Amid some criticism from his TDs of the Fáilte Ireland guidelines, he said they would be kept under "constant review" and when public health advice changes, the sector will be consulted.
The numbers are steady and suppressed with the reopening that has happened so far, he added.
The Taoiseach also said that by next week up to 50% of adults should have had their their first dose of the vaccine.
He said that the Government supports antigen testing and its roll-out in areas such as the meat industry and in third level education.
"It is important students have a normal life on campus when they get back in the autumn," he said.
However, with less than two weeks to reopening, the hospitality industry had been growing increasingly frustrated at the delays in issuing the guidelines as businesses need to prepare.
Reacting to today's announcement, the Chief Executive of Vintners Federation Ireland (VFI) reiterated its call that the Government works to ensure indoor drinking and dining happens no later than 1 July.
He said that time limits on such dining will be significantly changed before then.
Speaking on RTÉ's News at One, Pádraig Cribben said that the situation needs to change as it is not manageable in the context of all the variations that are present.
"It's probably not practical in the context of having outdoor there, having indoor at two metres, having indoor at one metre and it will lead to very difficult management and complicated situations," Mr Cribben said.
"So we're hopeful that will be addressed in the interim."
Mr Cribben said about half of VFI members will be able to operate outdoors, but it is not viable for many, as there will be a limit on the number of people they can accommodate.
He said their business has been closed for 15 months and "every day counts".
Meanwhile, the Irish Hotels' Federation welcomed the guidelines.
President of the organisation, Elaina Fitzgerald Kane, said they should provide reassurance for guests that they can look forward to an enjoyable, relaxing and safe stay in an Irish hotel or guesthouse from next week.
She added that excluding children under 12 from the capacity limits for tables dining outdoors was particularly welcome and will be good news for families.
Adrian Cummins, chief executive of the Restaurants Association of Ireland, also welcomed the guidelines.

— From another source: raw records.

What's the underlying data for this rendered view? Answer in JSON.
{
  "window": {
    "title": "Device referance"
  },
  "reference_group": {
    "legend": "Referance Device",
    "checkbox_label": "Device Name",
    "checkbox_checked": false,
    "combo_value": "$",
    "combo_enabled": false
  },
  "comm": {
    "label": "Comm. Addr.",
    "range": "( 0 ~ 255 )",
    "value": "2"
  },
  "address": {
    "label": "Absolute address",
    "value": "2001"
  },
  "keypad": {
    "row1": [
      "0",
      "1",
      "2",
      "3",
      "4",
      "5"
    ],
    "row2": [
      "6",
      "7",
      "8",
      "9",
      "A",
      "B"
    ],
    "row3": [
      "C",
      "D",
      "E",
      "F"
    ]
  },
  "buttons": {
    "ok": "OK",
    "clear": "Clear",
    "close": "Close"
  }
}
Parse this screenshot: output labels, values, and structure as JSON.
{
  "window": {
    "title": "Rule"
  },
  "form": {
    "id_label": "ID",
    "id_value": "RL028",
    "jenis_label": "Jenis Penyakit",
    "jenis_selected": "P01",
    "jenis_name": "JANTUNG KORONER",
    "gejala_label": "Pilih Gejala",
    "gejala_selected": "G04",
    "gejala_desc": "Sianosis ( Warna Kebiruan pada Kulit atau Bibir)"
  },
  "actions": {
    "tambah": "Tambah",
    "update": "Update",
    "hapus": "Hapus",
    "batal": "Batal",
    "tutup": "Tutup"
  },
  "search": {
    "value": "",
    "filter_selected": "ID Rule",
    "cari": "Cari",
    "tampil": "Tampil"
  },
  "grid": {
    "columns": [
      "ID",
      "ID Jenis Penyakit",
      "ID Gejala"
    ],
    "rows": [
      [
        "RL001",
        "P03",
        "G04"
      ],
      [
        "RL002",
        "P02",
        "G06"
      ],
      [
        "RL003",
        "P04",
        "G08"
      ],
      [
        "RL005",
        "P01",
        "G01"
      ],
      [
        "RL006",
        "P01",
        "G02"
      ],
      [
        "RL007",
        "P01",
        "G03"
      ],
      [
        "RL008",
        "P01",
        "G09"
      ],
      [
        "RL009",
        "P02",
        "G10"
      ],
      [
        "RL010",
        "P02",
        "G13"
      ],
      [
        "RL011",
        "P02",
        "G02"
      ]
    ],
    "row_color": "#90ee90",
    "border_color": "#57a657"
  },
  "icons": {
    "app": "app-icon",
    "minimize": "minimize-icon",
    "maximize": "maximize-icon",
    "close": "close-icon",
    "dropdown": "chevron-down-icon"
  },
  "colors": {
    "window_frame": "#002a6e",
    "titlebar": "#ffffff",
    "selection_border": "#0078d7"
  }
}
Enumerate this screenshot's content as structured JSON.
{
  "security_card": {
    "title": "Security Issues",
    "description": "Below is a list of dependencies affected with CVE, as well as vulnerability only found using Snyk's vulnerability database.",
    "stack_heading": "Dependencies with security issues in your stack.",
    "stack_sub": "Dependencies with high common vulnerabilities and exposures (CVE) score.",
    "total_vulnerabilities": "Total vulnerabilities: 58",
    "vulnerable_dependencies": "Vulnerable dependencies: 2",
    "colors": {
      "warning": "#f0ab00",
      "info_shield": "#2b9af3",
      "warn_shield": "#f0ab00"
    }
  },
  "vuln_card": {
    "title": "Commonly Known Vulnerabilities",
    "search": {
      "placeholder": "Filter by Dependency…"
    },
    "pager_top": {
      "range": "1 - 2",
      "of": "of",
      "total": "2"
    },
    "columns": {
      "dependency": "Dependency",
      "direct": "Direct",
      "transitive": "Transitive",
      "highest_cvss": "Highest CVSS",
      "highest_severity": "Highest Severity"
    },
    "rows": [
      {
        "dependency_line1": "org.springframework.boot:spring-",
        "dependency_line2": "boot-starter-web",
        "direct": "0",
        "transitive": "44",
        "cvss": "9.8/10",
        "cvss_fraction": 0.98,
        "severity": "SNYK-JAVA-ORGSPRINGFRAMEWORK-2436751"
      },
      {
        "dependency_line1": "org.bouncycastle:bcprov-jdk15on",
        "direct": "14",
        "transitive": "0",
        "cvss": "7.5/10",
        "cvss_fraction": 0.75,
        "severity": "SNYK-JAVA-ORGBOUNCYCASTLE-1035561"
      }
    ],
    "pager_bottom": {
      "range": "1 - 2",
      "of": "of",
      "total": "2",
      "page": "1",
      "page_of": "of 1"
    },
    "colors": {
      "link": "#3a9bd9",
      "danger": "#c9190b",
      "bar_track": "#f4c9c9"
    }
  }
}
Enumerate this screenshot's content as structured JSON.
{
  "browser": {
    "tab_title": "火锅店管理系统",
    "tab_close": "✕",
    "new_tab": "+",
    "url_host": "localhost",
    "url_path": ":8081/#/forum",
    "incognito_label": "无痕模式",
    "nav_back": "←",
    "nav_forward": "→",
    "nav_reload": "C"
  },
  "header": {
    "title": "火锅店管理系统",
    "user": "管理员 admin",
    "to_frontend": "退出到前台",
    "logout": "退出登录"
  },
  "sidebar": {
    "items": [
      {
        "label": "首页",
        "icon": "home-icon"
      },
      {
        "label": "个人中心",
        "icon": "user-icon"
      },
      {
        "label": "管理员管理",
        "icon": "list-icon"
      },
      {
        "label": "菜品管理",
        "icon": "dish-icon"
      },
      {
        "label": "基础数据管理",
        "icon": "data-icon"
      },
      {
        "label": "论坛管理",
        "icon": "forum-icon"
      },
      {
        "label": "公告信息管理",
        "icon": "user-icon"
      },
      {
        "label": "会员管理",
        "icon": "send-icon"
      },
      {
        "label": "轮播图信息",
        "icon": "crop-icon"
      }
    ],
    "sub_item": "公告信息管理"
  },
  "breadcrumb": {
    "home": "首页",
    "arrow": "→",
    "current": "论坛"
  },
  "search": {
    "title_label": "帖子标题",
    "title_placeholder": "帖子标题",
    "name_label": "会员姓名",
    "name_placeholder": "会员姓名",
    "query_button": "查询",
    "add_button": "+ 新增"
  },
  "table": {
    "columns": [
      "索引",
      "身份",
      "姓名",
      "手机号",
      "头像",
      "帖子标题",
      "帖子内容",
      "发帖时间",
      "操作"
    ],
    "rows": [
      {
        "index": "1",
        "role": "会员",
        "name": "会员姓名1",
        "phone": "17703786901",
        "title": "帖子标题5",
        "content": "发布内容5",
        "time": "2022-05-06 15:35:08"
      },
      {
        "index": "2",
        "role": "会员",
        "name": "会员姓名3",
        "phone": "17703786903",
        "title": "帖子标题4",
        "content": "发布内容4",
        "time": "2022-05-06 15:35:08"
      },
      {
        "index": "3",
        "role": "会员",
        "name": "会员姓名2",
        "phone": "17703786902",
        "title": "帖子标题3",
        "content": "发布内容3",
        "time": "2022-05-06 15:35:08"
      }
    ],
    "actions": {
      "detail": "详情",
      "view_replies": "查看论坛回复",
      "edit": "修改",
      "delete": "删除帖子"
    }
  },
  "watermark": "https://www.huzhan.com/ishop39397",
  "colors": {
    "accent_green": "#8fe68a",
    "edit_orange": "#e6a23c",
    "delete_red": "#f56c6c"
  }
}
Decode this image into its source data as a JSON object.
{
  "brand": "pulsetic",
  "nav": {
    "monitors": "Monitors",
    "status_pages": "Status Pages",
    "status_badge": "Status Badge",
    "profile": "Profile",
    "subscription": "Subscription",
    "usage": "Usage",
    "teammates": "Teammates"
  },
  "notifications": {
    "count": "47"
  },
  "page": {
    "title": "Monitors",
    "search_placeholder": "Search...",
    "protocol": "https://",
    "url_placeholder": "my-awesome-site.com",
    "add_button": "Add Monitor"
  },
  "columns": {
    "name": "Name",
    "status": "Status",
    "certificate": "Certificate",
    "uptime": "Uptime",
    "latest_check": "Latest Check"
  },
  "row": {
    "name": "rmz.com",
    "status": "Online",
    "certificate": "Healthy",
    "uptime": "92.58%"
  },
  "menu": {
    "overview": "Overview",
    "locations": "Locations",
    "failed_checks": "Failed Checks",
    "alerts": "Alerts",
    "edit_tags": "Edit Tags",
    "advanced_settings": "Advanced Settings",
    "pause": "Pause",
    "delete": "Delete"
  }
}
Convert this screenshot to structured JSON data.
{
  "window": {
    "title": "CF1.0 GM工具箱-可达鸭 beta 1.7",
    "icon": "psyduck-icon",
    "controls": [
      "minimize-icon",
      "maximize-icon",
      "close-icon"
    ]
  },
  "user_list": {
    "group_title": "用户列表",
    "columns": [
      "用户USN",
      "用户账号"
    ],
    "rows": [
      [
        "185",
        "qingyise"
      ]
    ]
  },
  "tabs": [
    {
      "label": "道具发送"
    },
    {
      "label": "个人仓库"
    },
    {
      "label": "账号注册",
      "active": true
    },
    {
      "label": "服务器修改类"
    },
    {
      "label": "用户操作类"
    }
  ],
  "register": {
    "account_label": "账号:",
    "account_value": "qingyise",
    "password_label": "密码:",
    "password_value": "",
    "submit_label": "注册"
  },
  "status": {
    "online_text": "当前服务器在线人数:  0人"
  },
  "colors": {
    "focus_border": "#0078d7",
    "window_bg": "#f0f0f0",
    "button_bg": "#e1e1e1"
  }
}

But he said they prove there is no big difference between a hotel restaurant and standalone restaurant, and called for the latter to be allowed open on 2 June, the same day hotel restaurants can.
Additional reporting: Mícheál Lehane